There is no legitimate reason for minors to be out at 2 a.m., Taylor said, adding that he understood young people feel penalized by the curfew but that it would be a tool for police to prevent crime instead of reacting to it when it's too late.

Similar past proposal by city officials, including former Mayor Elihu Harris and former City Manager Robert Bobb, failed early on because of a fear, among other politically charged issues, of racial profiling — a fear opponents voiced numerous times Tuesday.

The ordinance would give police the right to stop anyone regardless, said Max Hayashi, 23.

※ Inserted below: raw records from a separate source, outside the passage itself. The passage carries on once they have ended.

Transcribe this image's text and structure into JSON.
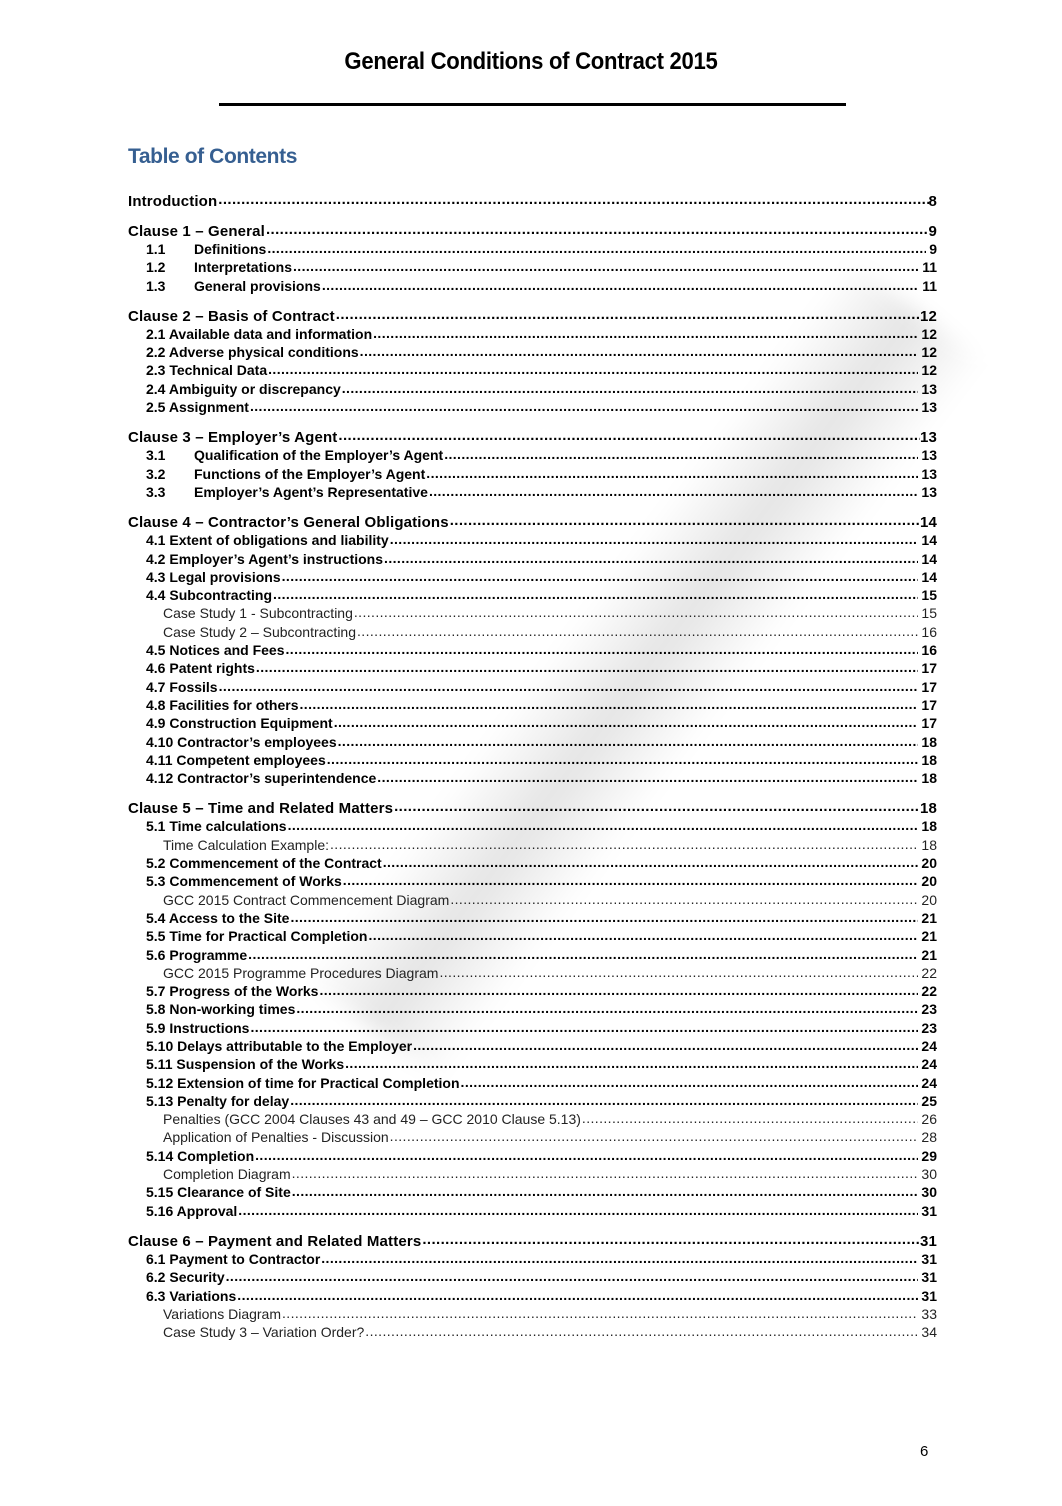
{
  "document": {
    "title": "General Conditions of Contract 2015",
    "toc_heading": "Table of Contents",
    "page_number": "6",
    "heading_color": "#365f91"
  },
  "toc": [
    {
      "level": 0,
      "label": "Introduction",
      "page": "8"
    },
    {
      "level": 0,
      "label": "Clause 1 – General",
      "page": "9"
    },
    {
      "level": 1,
      "num": "1.1",
      "label": "Definitions",
      "page": "9"
    },
    {
      "level": 1,
      "num": "1.2",
      "label": "Interpretations",
      "page": "11"
    },
    {
      "level": 1,
      "num": "1.3",
      "label": "General provisions",
      "page": "11"
    },
    {
      "level": 0,
      "label": "Clause 2 – Basis of Contract",
      "page": "12"
    },
    {
      "level": 1,
      "label": "2.1 Available data and information",
      "page": "12"
    },
    {
      "level": 1,
      "label": "2.2 Adverse physical conditions",
      "page": "12"
    },
    {
      "level": 1,
      "label": "2.3 Technical Data",
      "page": "12"
    },
    {
      "level": 1,
      "label": "2.4 Ambiguity or discrepancy",
      "page": "13"
    },
    {
      "level": 1,
      "label": "2.5 Assignment",
      "page": "13"
    },
    {
      "level": 0,
      "label": "Clause 3 – Employer’s Agent",
      "page": "13"
    },
    {
      "level": 1,
      "num": "3.1",
      "label": "Qualification of the Employer’s Agent",
      "page": "13"
    },
    {
      "level": 1,
      "num": "3.2",
      "label": "Functions of the Employer’s Agent",
      "page": "13"
    },
    {
      "level": 1,
      "num": "3.3",
      "label": "Employer’s Agent’s Representative",
      "page": "13"
    },
    {
      "level": 0,
      "label": "Clause 4 – Contractor’s General Obligations",
      "page": "14"
    },
    {
      "level": 1,
      "label": "4.1 Extent of obligations and liability",
      "page": "14"
    },
    {
      "level": 1,
      "label": "4.2 Employer’s Agent’s instructions",
      "page": "14"
    },
    {
      "level": 1,
      "label": "4.3 Legal provisions",
      "page": "14"
    },
    {
      "level": 1,
      "label": "4.4 Subcontracting",
      "page": "15"
    },
    {
      "level": 2,
      "label": "Case Study 1 - Subcontracting",
      "page": "15"
    },
    {
      "level": 2,
      "label": "Case Study 2 – Subcontracting",
      "page": "16"
    },
    {
      "level": 1,
      "label": "4.5 Notices and Fees",
      "page": "16"
    },
    {
      "level": 1,
      "label": "4.6 Patent rights",
      "page": "17"
    },
    {
      "level": 1,
      "label": "4.7 Fossils",
      "page": "17"
    },
    {
      "level": 1,
      "label": "4.8 Facilities for others",
      "page": "17"
    },
    {
      "level": 1,
      "label": "4.9 Construction Equipment",
      "page": "17"
    },
    {
      "level": 1,
      "label": "4.10 Contractor’s employees",
      "page": "18"
    },
    {
      "level": 1,
      "label": "4.11 Competent employees",
      "page": "18"
    },
    {
      "level": 1,
      "label": "4.12 Contractor’s superintendence",
      "page": "18"
    },
    {
      "level": 0,
      "label": "Clause 5 – Time and Related Matters",
      "page": "18"
    },
    {
      "level": 1,
      "label": "5.1  Time calculations",
      "page": "18"
    },
    {
      "level": 2,
      "label": "Time Calculation Example:",
      "page": "18"
    },
    {
      "level": 1,
      "label": "5.2  Commencement of the Contract",
      "page": "20"
    },
    {
      "level": 1,
      "label": "5.3  Commencement of Works",
      "page": "20"
    },
    {
      "level": 2,
      "label": "GCC 2015 Contract Commencement Diagram",
      "page": "20"
    },
    {
      "level": 1,
      "label": "5.4  Access to the Site",
      "page": "21"
    },
    {
      "level": 1,
      "label": "5.5 Time for Practical Completion",
      "page": "21"
    },
    {
      "level": 1,
      "label": "5.6  Programme",
      "page": "21"
    },
    {
      "level": 2,
      "label": "GCC 2015 Programme Procedures Diagram",
      "page": "22"
    },
    {
      "level": 1,
      "label": "5.7  Progress of the Works",
      "page": "22"
    },
    {
      "level": 1,
      "label": "5.8  Non-working times",
      "page": "23"
    },
    {
      "level": 1,
      "label": "5.9  Instructions",
      "page": "23"
    },
    {
      "level": 1,
      "label": "5.10  Delays attributable to the Employer",
      "page": "24"
    },
    {
      "level": 1,
      "label": "5.11  Suspension of the Works",
      "page": "24"
    },
    {
      "level": 1,
      "label": "5.12  Extension of time for Practical Completion",
      "page": "24"
    },
    {
      "level": 1,
      "label": "5.13  Penalty for delay",
      "page": "25"
    },
    {
      "level": 2,
      "label": "Penalties (GCC 2004 Clauses 43 and 49 – GCC 2010 Clause 5.13)",
      "page": "26"
    },
    {
      "level": 2,
      "label": "Application of Penalties - Discussion",
      "page": "28"
    },
    {
      "level": 1,
      "label": "5.14  Completion",
      "page": "29"
    },
    {
      "level": 2,
      "label": "Completion Diagram",
      "page": "30"
    },
    {
      "level": 1,
      "label": "5.15 Clearance of Site",
      "page": "30"
    },
    {
      "level": 1,
      "label": "5.16  Approval",
      "page": "31"
    },
    {
      "level": 0,
      "label": "Clause 6 – Payment and Related Matters",
      "page": "31"
    },
    {
      "level": 1,
      "label": "6.1  Payment to Contractor",
      "page": "31"
    },
    {
      "level": 1,
      "label": "6.2  Security",
      "page": "31"
    },
    {
      "level": 1,
      "label": "6.3  Variations",
      "page": "31"
    },
    {
      "level": 2,
      "label": "Variations Diagram",
      "page": "33"
    },
    {
      "level": 2,
      "label": "Case Study 3 – Variation Order?",
      "page": "34"
    }
  ]
}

Minors who break the curfew would not be arrested or cited under the ordinance. Parents or guardians of youths who broke the curfew multiple times could have been charged for a misdemeanor or an infraction depending on the circumstances.

Officer Ed Tracey tried to reassure the crowd, saying Oakland police would be trained to focus on intervention and not criminalizing young people. But the timing in the wake of several controversies involving Oakland police, the shooting death of Oscar Grant III by a BART officer, and deep budget woes doomed the ordinance that would have cost $75,290 for a year of regular enforcement and a dozen sweeps.

The ordinance was supposed to come before the committee in November but was delayed to include more input by neighborhood crime prevention and youth groups, Reid said.

Because of the opposition, Taylor said, "the committee ducked out of their leadership role."

The ordinance is available online at clerkwebsvr1.oaklandnet.com/attachments/21103.pdf.